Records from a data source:

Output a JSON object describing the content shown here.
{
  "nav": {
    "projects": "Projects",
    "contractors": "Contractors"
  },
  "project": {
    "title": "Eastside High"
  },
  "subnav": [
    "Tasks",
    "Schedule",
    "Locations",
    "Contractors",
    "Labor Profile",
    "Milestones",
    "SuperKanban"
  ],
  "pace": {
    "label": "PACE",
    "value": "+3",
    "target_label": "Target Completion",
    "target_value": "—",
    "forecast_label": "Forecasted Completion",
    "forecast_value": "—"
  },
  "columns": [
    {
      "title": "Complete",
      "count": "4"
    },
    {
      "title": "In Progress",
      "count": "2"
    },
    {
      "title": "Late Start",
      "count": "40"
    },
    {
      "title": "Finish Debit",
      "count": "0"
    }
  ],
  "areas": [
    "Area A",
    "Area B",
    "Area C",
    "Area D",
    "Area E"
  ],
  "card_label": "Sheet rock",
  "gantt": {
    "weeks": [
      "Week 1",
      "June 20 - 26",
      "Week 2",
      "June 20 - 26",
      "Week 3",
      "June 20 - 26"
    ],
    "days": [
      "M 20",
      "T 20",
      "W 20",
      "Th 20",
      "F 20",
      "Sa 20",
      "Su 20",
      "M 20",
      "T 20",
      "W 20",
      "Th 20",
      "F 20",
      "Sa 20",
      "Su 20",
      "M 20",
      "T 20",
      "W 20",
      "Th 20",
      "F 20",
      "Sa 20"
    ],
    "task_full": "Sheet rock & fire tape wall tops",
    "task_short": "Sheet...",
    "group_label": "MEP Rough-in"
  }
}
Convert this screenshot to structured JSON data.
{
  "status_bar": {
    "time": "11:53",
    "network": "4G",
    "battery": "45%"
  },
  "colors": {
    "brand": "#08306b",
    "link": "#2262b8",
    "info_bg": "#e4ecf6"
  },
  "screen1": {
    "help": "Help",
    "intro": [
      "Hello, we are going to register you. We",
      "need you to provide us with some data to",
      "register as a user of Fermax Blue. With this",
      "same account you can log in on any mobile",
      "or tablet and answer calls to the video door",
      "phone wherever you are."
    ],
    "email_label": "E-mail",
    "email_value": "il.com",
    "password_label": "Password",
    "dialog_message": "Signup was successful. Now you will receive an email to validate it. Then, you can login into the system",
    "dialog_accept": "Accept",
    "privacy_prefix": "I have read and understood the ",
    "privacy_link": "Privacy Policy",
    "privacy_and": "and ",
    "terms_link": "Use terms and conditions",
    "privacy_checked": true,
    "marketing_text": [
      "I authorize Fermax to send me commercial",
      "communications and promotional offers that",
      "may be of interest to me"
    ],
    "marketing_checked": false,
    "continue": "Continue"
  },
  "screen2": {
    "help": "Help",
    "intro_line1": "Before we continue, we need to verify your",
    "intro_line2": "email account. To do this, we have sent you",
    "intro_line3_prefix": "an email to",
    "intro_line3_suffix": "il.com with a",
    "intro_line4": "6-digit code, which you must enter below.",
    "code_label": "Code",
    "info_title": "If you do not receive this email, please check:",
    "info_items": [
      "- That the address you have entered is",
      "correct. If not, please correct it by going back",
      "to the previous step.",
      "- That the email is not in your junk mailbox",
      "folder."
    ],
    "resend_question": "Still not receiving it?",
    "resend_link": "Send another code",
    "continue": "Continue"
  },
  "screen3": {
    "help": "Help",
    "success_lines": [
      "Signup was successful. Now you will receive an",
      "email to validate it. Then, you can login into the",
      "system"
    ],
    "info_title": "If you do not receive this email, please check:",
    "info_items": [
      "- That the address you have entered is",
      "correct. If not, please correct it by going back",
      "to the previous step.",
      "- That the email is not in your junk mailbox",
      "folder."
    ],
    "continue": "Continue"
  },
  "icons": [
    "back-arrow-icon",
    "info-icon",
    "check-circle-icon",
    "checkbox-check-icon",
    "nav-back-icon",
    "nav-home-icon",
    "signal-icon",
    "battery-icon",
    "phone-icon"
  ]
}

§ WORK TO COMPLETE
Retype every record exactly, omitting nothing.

§ REPLY
Output a JSON object describing the content shown here.
{
  "nav": {
    "projects": "Projects",
    "contractors": "Contractors"
  },
  "project": {
    "title": "Eastside High"
  },
  "subnav": [
    "Tasks",
    "Schedule",
    "Locations",
    "Contractors",
    "Labor Profile",
    "Milestones",
    "SuperKanban"
  ],
  "pace": {
    "label": "PACE",
    "value": "+3",
    "target_label": "Target Completion",
    "target_value": "—",
    "forecast_label": "Forecasted Completion",
    "forecast_value": "—"
  },
  "columns": [
    {
      "title": "Complete",
      "count": "4"
    },
    {
      "title": "In Progress",
      "count": "2"
    },
    {
      "title": "Late Start",
      "count": "40"
    },
    {
      "title": "Finish Debit",
      "count": "0"
    }
  ],
  "areas": [
    "Area A",
    "Area B",
    "Area C",
    "Area D",
    "Area E"
  ],
  "card_label": "Sheet rock",
  "gantt": {
    "weeks": [
      "Week 1",
      "June 20 - 26",
      "Week 2",
      "June 20 - 26",
      "Week 3",
      "June 20 - 26"
    ],
    "days": [
      "M 20",
      "T 20",
      "W 20",
      "Th 20",
      "F 20",
      "Sa 20",
      "Su 20",
      "M 20",
      "T 20",
      "W 20",
      "Th 20",
      "F 20",
      "Sa 20",
      "Su 20",
      "M 20",
      "T 20",
      "W 20",
      "Th 20",
      "F 20",
      "Sa 20"
    ],
    "task_full": "Sheet rock & fire tape wall tops",
    "task_short": "Sheet...",
    "group_label": "MEP Rough-in"
  }
}
Convert this screenshot to structured JSON data.
{
  "status_bar": {
    "time": "11:53",
    "network": "4G",
    "battery": "45%"
  },
  "colors": {
    "brand": "#08306b",
    "link": "#2262b8",
    "info_bg": "#e4ecf6"
  },
  "screen1": {
    "help": "Help",
    "intro": [
      "Hello, we are going to register you. We",
      "need you to provide us with some data to",
      "register as a user of Fermax Blue. With this",
      "same account you can log in on any mobile",
      "or tablet and answer calls to the video door",
      "phone wherever you are."
    ],
    "email_label": "E-mail",
    "email_value": "il.com",
    "password_label": "Password",
    "dialog_message": "Signup was successful. Now you will receive an email to validate it. Then, you can login into the system",
    "dialog_accept": "Accept",
    "privacy_prefix": "I have read and understood the ",
    "privacy_link": "Privacy Policy",
    "privacy_and": "and ",
    "terms_link": "Use terms and conditions",
    "privacy_checked": true,
    "marketing_text": [
      "I authorize Fermax to send me commercial",
      "communications and promotional offers that",
      "may be of interest to me"
    ],
    "marketing_checked": false,
    "continue": "Continue"
  },
  "screen2": {
    "help": "Help",
    "intro_line1": "Before we continue, we need to verify your",
    "intro_line2": "email account. To do this, we have sent you",
    "intro_line3_prefix": "an email to",
    "intro_line3_suffix": "il.com with a",
    "intro_line4": "6-digit code, which you must enter below.",
    "code_label": "Code",
    "info_title": "If you do not receive this email, please check:",
    "info_items": [
      "- That the address you have entered is",
      "correct. If not, please correct it by going back",
      "to the previous step.",
      "- That the email is not in your junk mailbox",
      "folder."
    ],
    "resend_question": "Still not receiving it?",
    "resend_link": "Send another code",
    "continue": "Continue"
  },
  "screen3": {
    "help": "Help",
    "success_lines": [
      "Signup was successful. Now you will receive an",
      "email to validate it. Then, you can login into the",
      "system"
    ],
    "info_title": "If you do not receive this email, please check:",
    "info_items": [
      "- That the address you have entered is",
      "correct. If not, please correct it by going back",
      "to the previous step.",
      "- That the email is not in your junk mailbox",
      "folder."
    ],
    "continue": "Continue"
  },
  "icons": [
    "back-arrow-icon",
    "info-icon",
    "check-circle-icon",
    "checkbox-check-icon",
    "nav-back-icon",
    "nav-home-icon",
    "signal-icon",
    "battery-icon",
    "phone-icon"
  ]
}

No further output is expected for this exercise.